··· Task data ···

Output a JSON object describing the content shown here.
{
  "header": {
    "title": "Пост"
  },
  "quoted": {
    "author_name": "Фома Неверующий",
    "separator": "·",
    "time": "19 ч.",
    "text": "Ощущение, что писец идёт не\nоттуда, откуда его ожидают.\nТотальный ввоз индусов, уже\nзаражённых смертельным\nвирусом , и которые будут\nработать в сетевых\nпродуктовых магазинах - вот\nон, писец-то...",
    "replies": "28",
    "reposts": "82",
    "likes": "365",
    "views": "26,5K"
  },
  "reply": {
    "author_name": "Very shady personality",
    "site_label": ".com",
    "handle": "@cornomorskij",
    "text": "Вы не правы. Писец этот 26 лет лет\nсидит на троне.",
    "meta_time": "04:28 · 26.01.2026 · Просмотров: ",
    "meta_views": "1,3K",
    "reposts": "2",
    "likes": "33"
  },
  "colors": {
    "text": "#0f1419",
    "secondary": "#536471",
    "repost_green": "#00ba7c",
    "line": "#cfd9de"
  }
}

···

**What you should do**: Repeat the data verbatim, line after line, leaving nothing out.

**Completed exercise**:
Output a JSON object describing the content shown here.
{
  "header": {
    "title": "Пост"
  },
  "quoted": {
    "author_name": "Фома Неверующий",
    "separator": "·",
    "time": "19 ч.",
    "text": "Ощущение, что писец идёт не\nоттуда, откуда его ожидают.\nТотальный ввоз индусов, уже\nзаражённых смертельным\nвирусом , и которые будут\nработать в сетевых\nпродуктовых магазинах - вот\nон, писец-то...",
    "replies": "28",
    "reposts": "82",
    "likes": "365",
    "views": "26,5K"
  },
  "reply": {
    "author_name": "Very shady personality",
    "site_label": ".com",
    "handle": "@cornomorskij",
    "text": "Вы не правы. Писец этот 26 лет лет\nсидит на троне.",
    "meta_time": "04:28 · 26.01.2026 · Просмотров: ",
    "meta_views": "1,3K",
    "reposts": "2",
    "likes": "33"
  },
  "colors": {
    "text": "#0f1419",
    "secondary": "#536471",
    "repost_green": "#00ba7c",
    "line": "#cfd9de"
  }
}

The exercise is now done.